If your vehicle gets hit or you hit another vehicle or object, you automatically fail the test. If you were at-fault in the collision, it’s obvious why. Even if you’re not at-fault, because you’re unable to complete the test, the examiner cannot grant you a pass.
Violating the law
Speeding, swerving, incomplete stops, checking your phone while you drive, or failing to give or take the right of way at intersections all constitute violations of Ontario’s traffic laws. If you’re caught performing any action that is against the law, it’s likely that you’ve failed the test.
Performing a dangerous action

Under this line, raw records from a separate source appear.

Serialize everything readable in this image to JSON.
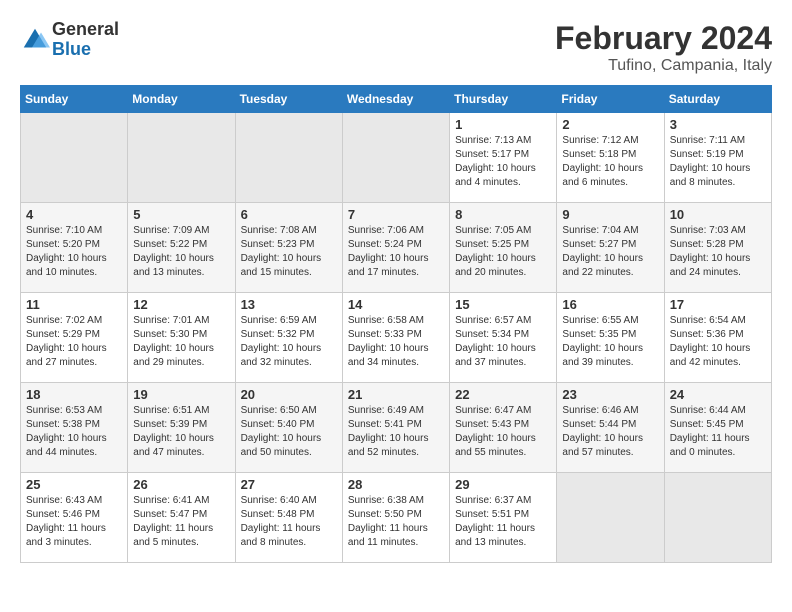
{
  "header": {
    "logo_general": "General",
    "logo_blue": "Blue",
    "main_title": "February 2024",
    "sub_title": "Tufino, Campania, Italy"
  },
  "days_of_week": [
    "Sunday",
    "Monday",
    "Tuesday",
    "Wednesday",
    "Thursday",
    "Friday",
    "Saturday"
  ],
  "weeks": [
    {
      "days": [
        {
          "number": "",
          "info": "",
          "empty": true
        },
        {
          "number": "",
          "info": "",
          "empty": true
        },
        {
          "number": "",
          "info": "",
          "empty": true
        },
        {
          "number": "",
          "info": "",
          "empty": true
        },
        {
          "number": "1",
          "info": "Sunrise: 7:13 AM\nSunset: 5:17 PM\nDaylight: 10 hours\nand 4 minutes."
        },
        {
          "number": "2",
          "info": "Sunrise: 7:12 AM\nSunset: 5:18 PM\nDaylight: 10 hours\nand 6 minutes."
        },
        {
          "number": "3",
          "info": "Sunrise: 7:11 AM\nSunset: 5:19 PM\nDaylight: 10 hours\nand 8 minutes."
        }
      ]
    },
    {
      "days": [
        {
          "number": "4",
          "info": "Sunrise: 7:10 AM\nSunset: 5:20 PM\nDaylight: 10 hours\nand 10 minutes."
        },
        {
          "number": "5",
          "info": "Sunrise: 7:09 AM\nSunset: 5:22 PM\nDaylight: 10 hours\nand 13 minutes."
        },
        {
          "number": "6",
          "info": "Sunrise: 7:08 AM\nSunset: 5:23 PM\nDaylight: 10 hours\nand 15 minutes."
        },
        {
          "number": "7",
          "info": "Sunrise: 7:06 AM\nSunset: 5:24 PM\nDaylight: 10 hours\nand 17 minutes."
        },
        {
          "number": "8",
          "info": "Sunrise: 7:05 AM\nSunset: 5:25 PM\nDaylight: 10 hours\nand 20 minutes."
        },
        {
          "number": "9",
          "info": "Sunrise: 7:04 AM\nSunset: 5:27 PM\nDaylight: 10 hours\nand 22 minutes."
        },
        {
          "number": "10",
          "info": "Sunrise: 7:03 AM\nSunset: 5:28 PM\nDaylight: 10 hours\nand 24 minutes."
        }
      ]
    },
    {
      "days": [
        {
          "number": "11",
          "info": "Sunrise: 7:02 AM\nSunset: 5:29 PM\nDaylight: 10 hours\nand 27 minutes."
        },
        {
          "number": "12",
          "info": "Sunrise: 7:01 AM\nSunset: 5:30 PM\nDaylight: 10 hours\nand 29 minutes."
        },
        {
          "number": "13",
          "info": "Sunrise: 6:59 AM\nSunset: 5:32 PM\nDaylight: 10 hours\nand 32 minutes."
        },
        {
          "number": "14",
          "info": "Sunrise: 6:58 AM\nSunset: 5:33 PM\nDaylight: 10 hours\nand 34 minutes."
        },
        {
          "number": "15",
          "info": "Sunrise: 6:57 AM\nSunset: 5:34 PM\nDaylight: 10 hours\nand 37 minutes."
        },
        {
          "number": "16",
          "info": "Sunrise: 6:55 AM\nSunset: 5:35 PM\nDaylight: 10 hours\nand 39 minutes."
        },
        {
          "number": "17",
          "info": "Sunrise: 6:54 AM\nSunset: 5:36 PM\nDaylight: 10 hours\nand 42 minutes."
        }
      ]
    },
    {
      "days": [
        {
          "number": "18",
          "info": "Sunrise: 6:53 AM\nSunset: 5:38 PM\nDaylight: 10 hours\nand 44 minutes."
        },
        {
          "number": "19",
          "info": "Sunrise: 6:51 AM\nSunset: 5:39 PM\nDaylight: 10 hours\nand 47 minutes."
        },
        {
          "number": "20",
          "info": "Sunrise: 6:50 AM\nSunset: 5:40 PM\nDaylight: 10 hours\nand 50 minutes."
        },
        {
          "number": "21",
          "info": "Sunrise: 6:49 AM\nSunset: 5:41 PM\nDaylight: 10 hours\nand 52 minutes."
        },
        {
          "number": "22",
          "info": "Sunrise: 6:47 AM\nSunset: 5:43 PM\nDaylight: 10 hours\nand 55 minutes."
        },
        {
          "number": "23",
          "info": "Sunrise: 6:46 AM\nSunset: 5:44 PM\nDaylight: 10 hours\nand 57 minutes."
        },
        {
          "number": "24",
          "info": "Sunrise: 6:44 AM\nSunset: 5:45 PM\nDaylight: 11 hours\nand 0 minutes."
        }
      ]
    },
    {
      "days": [
        {
          "number": "25",
          "info": "Sunrise: 6:43 AM\nSunset: 5:46 PM\nDaylight: 11 hours\nand 3 minutes."
        },
        {
          "number": "26",
          "info": "Sunrise: 6:41 AM\nSunset: 5:47 PM\nDaylight: 11 hours\nand 5 minutes."
        },
        {
          "number": "27",
          "info": "Sunrise: 6:40 AM\nSunset: 5:48 PM\nDaylight: 11 hours\nand 8 minutes."
        },
        {
          "number": "28",
          "info": "Sunrise: 6:38 AM\nSunset: 5:50 PM\nDaylight: 11 hours\nand 11 minutes."
        },
        {
          "number": "29",
          "info": "Sunrise: 6:37 AM\nSunset: 5:51 PM\nDaylight: 11 hours\nand 13 minutes."
        },
        {
          "number": "",
          "info": "",
          "empty": true
        },
        {
          "number": "",
          "info": "",
          "empty": true
        }
      ]
    }
  ]
}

Committing a dangerous action in the eyes of the driving examiner is also an automatic failure. If the driving examiner must help you avoid a collision verbally or physically or a close call (reach for the steering wheel or using the parking / dual brake), you’ve likely failed the test. However, just because they verbalize an instruction you feel was to help you avoid a dangerous action, they still have the option of allowing you to pass the road test, depending on how severe it was.
Amassing too many minor errors
A few small errors are probably fine, but too many of them will result in failure. For example, failing to check your blind spot before a lane change is an observation error. That one error would not necessarily be a test failure if it didn’t create a dangerous situation but making 2 or 3 more observation errors could fail you.
According to the driving Ministry of Transportation, a minor error means “some improvement necessary” and a major error is “lack of skill, knowledge or judgment.” For example, a late signal is a minor error but no signal, or a wrong signal would be considered a major error because it sent the wrong information to other road users, which could be very dangerous.
Learn with an expert
If you would like professional help to prepare for the road test, try taking a few driving lessons with an expert. At Kruzee, driving instructors are trained in the most advanced defensive driving techniques and can make sure you’re fully prepared for your G2 road test!
You can learn more about our products and services here.
Want to learn more?